If it is possible to have a linear unit that depends on no other quantity, it would seem natural to prefer it. Moreover, a mensural unit taken from the earth itself offers another advantage, that of being perfectly analogous to all the real measurements that in ordinary usage are also made upon the earth, such as the distance between two places or the area of some tract, for example. It is far more natural in practice to refer geographical distances to a quadrant of a great circle than to the length of a pendulum.
Nicolas de Caritat
The Lockean assumption that if we put our labor to it then it becomes our own is totally fallacious. We have to figure out how to leave things alone, and build an economic system that's not built on a linear model, but instead on a cyclical model, because that's the natural world - it's cyclical and not linear. That is going to take a lot of transformation.
I was never very good at math and science, to be honest, so it's fun to play a character that is so scientific and mathematical, and whose brain functions at such a high pace. The biggest difference is that Maura is very linear in her thinking and very logical. I'm not quite like that. I'm much more laid back and not quite so type A. That's the big difference.

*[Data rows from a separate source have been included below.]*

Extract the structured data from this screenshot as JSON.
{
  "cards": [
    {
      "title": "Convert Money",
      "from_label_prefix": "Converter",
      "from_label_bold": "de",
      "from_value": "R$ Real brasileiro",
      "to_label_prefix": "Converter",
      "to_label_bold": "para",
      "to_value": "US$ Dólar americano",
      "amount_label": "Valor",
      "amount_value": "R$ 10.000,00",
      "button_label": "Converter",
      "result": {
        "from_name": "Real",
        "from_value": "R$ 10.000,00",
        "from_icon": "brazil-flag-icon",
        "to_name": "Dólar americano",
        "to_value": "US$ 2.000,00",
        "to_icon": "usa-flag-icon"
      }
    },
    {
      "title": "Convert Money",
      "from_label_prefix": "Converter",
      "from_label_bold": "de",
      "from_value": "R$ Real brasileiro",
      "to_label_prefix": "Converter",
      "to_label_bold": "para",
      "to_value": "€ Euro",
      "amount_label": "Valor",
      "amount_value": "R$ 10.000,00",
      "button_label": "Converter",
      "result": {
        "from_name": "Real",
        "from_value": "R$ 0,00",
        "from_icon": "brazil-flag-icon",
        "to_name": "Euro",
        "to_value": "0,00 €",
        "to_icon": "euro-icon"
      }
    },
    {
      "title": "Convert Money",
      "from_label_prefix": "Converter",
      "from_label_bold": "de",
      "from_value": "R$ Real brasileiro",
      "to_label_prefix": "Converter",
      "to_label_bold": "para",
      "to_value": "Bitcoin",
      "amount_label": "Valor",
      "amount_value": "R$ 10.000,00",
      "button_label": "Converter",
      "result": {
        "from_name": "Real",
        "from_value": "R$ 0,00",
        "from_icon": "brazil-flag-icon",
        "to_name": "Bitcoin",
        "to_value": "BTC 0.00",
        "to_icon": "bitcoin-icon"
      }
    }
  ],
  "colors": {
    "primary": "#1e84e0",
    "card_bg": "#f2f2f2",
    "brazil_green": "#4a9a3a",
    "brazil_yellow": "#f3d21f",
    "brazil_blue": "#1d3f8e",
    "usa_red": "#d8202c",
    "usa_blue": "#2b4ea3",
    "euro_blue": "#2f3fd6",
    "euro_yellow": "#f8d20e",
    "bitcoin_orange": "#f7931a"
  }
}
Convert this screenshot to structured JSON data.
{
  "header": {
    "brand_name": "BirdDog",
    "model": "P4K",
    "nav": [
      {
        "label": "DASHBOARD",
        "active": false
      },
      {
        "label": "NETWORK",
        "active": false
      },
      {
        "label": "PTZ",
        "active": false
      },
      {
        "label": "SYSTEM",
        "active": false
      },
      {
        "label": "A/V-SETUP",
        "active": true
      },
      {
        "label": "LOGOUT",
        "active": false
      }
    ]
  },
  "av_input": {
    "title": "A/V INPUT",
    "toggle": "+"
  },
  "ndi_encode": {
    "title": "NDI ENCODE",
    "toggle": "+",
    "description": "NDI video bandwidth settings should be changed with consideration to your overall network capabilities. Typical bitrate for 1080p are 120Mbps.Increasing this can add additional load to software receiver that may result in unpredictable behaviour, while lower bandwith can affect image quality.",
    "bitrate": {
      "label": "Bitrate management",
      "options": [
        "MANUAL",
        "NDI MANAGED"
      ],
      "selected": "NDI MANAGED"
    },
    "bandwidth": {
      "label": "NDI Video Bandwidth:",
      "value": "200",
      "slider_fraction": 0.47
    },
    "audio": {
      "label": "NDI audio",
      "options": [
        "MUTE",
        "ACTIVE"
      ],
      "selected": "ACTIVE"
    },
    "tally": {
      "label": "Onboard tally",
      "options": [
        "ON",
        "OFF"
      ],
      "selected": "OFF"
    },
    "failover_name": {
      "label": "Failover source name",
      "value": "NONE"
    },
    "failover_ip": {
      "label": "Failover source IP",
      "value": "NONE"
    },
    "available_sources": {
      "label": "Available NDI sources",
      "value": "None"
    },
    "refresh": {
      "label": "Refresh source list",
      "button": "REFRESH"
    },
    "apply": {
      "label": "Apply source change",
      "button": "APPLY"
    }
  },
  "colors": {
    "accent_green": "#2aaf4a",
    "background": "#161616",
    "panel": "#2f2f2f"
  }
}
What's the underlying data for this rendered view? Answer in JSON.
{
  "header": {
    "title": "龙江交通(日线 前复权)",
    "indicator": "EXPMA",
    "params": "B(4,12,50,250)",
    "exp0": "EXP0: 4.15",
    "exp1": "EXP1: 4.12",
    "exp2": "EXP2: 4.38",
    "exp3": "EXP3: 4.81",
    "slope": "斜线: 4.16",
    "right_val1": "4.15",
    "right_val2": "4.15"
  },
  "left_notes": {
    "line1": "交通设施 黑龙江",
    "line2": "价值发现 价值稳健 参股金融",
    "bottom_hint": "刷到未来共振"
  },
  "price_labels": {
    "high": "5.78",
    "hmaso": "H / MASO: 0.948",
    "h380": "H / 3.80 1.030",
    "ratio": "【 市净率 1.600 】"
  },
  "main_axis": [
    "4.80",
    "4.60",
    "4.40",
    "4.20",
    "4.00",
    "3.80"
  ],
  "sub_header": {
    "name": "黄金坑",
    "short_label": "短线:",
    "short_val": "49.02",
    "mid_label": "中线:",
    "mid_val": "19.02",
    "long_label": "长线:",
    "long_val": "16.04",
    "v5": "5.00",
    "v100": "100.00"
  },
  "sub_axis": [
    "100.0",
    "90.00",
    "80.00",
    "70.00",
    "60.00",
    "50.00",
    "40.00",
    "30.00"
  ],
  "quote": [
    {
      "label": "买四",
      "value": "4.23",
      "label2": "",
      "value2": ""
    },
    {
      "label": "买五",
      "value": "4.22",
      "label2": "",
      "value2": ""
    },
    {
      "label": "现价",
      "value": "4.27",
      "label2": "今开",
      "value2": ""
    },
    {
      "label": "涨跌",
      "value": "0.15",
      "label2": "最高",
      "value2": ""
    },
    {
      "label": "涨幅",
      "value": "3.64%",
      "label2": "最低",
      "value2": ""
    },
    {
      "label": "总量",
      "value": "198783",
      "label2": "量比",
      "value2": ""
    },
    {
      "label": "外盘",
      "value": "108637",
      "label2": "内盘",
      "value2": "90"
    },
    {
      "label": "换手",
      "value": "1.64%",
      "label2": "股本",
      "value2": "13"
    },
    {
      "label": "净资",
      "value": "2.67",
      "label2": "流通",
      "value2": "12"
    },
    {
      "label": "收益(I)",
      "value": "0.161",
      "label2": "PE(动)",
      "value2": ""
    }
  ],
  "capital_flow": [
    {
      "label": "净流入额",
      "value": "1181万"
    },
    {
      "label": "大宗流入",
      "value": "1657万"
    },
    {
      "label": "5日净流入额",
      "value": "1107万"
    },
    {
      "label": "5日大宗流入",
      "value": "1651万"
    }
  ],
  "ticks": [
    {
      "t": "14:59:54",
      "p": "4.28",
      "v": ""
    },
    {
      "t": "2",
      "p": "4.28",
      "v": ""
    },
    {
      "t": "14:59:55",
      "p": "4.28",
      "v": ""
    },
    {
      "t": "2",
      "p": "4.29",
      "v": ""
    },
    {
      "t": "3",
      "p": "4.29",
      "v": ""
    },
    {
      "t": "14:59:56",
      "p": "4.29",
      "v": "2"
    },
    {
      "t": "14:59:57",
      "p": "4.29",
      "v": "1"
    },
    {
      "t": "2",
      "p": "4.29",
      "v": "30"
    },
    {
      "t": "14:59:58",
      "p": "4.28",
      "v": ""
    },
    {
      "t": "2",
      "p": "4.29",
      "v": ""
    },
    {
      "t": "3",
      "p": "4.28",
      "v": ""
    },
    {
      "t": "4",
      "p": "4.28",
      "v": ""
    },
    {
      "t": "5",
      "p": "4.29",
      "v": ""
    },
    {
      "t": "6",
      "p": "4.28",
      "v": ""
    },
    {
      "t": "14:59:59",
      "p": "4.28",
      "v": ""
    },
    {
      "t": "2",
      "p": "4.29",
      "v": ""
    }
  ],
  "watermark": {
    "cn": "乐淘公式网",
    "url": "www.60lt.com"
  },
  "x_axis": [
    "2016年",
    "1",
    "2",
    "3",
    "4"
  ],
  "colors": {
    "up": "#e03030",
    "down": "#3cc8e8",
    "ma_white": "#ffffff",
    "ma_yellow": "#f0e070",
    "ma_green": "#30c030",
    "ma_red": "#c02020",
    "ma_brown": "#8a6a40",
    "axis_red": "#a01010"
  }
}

We all learn best in our own ways. Some people do better studying one subject at a time, while some do better studying three things at once. Some people do best studying in structured, linear way, while others do best jumping around, surrounding a subject rather than traversing it. Some people prefer to learn by manipulating models, and others by reading.